Providing Emotional Support to a Family Caregiver

Providing Emotional Support to a Family Caregiver

Thursday July 19, 2018

If you need to talk about anything, our senior care experts are available 24/7.

Being a caregiver for a loved one can be emotionally fraught. Sole caregivers often don’t have the time to step away and take care of themselves and may become stressed because of the never-ending cycle of their days. Some other negative emotions that caregivers may feel are:

  • Depression
  • Anxiety
  • Anger
  • Sadness
  • Isolation

How you can help

If you are a friend or relative of someone who is a caregiver, you may wonder how you can provide emotional support. Here are a few ideas that may be beneficial for your loved one:

  • Provide respite care. We all need a brshutterstock_488195512 (1).jpgeak now and then to refresh and recharge, especially during stressful situations. Offering to take over caregiving duties for a day or even for a few hours for your family member or friend can go along away towards helping to alleviate their stress.
  • Lend an ear. Check in regularly with your family member or friend. Give them a call and let them vent if needed. Let them know that you are always there for them whenever they need to talk.
  • Take them out for a day. Spending a day with friends can do wonders for anyone’s emotional health. Take them out to lunch or shopping, or spend the day at a museum or seeing a play. This gives your loved one both something to look forward to and a day of fun and socializing. Hire a home health care agency to provide respite during the day or
     a medical adult day center.
  • Run errands or help with chores. Help take things off the caregiver’s to-do list. Offer to pick up groceries for them or vacuum. This can help them feel a little less overwhelmed with all of the day-to-day things they need to take care of.

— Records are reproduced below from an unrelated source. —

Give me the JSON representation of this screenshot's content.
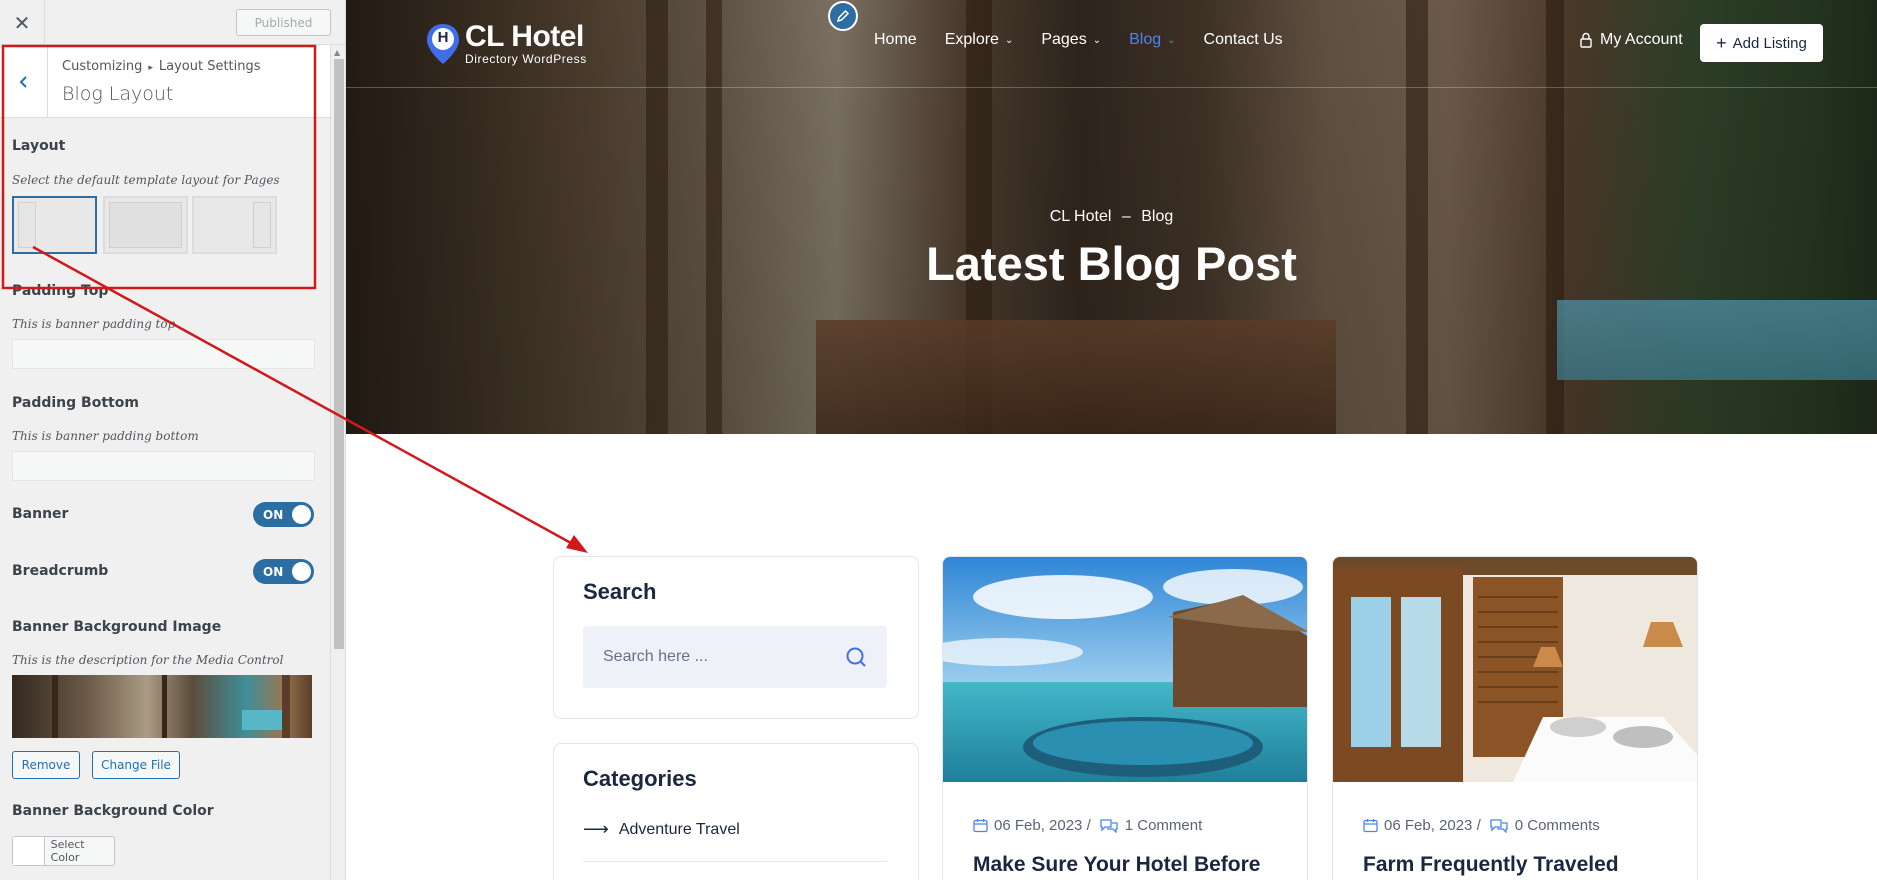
{
  "customizer": {
    "close_label": "✕",
    "published_label": "Published",
    "breadcrumb": {
      "root": "Customizing",
      "sep": "▸",
      "parent": "Layout Settings"
    },
    "section_title": "Blog Layout",
    "layout": {
      "title": "Layout",
      "description": "Select the default template layout for Pages"
    },
    "padding_top": {
      "title": "Padding Top",
      "description": "This is banner padding top"
    },
    "padding_bottom": {
      "title": "Padding Bottom",
      "description": "This is banner padding bottom"
    },
    "banner": {
      "title": "Banner",
      "toggle": "ON"
    },
    "breadcrumb_ctl": {
      "title": "Breadcrumb",
      "toggle": "ON"
    },
    "banner_image": {
      "title": "Banner Background Image",
      "description": "This is the description for the Media Control",
      "remove_label": "Remove",
      "change_label": "Change File"
    },
    "banner_color": {
      "title": "Banner Background Color",
      "select_label": "Select Color"
    }
  },
  "site": {
    "logo": {
      "title": "CL Hotel",
      "subtitle": "Directory WordPress",
      "mark": "H"
    },
    "nav": [
      {
        "label": "Home",
        "dropdown": false,
        "active": false
      },
      {
        "label": "Explore",
        "dropdown": true,
        "active": false
      },
      {
        "label": "Pages",
        "dropdown": true,
        "active": false
      },
      {
        "label": "Blog",
        "dropdown": true,
        "active": true
      },
      {
        "label": "Contact Us",
        "dropdown": false,
        "active": false
      }
    ],
    "my_account": "My Account",
    "add_listing": "Add Listing",
    "hero": {
      "crumb_home": "CL Hotel",
      "crumb_sep": "–",
      "crumb_current": "Blog",
      "title": "Latest Blog Post"
    },
    "search_widget": {
      "title": "Search",
      "placeholder": "Search here ..."
    },
    "categories_widget": {
      "title": "Categories",
      "items": [
        "Adventure Travel"
      ]
    },
    "posts": [
      {
        "date": "06 Feb, 2023 /",
        "comments": "1 Comment",
        "title": "Make Sure Your Hotel Before"
      },
      {
        "date": "06 Feb, 2023 /",
        "comments": "0 Comments",
        "title": "Farm Frequently Traveled"
      }
    ]
  },
  "colors": {
    "accent": "#2c6da2",
    "nav_active": "#4c84f0",
    "annotation": "#d0191b",
    "heading": "#1b2740"
  },
  "icons": [
    "close-icon",
    "back-chevron-icon",
    "pencil-icon",
    "lock-icon",
    "chevron-down-icon",
    "plus-icon",
    "search-icon",
    "arrow-right-icon",
    "calendar-icon",
    "comments-icon"
  ]
}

These are some ways that you can provide emotional support for caregivers in your life. If you are concerned that they may need additional help, suggest that they talk to a professional or join a caregiver support group.

Let them know that they are not alone and that you are there to help them get through this difficult time.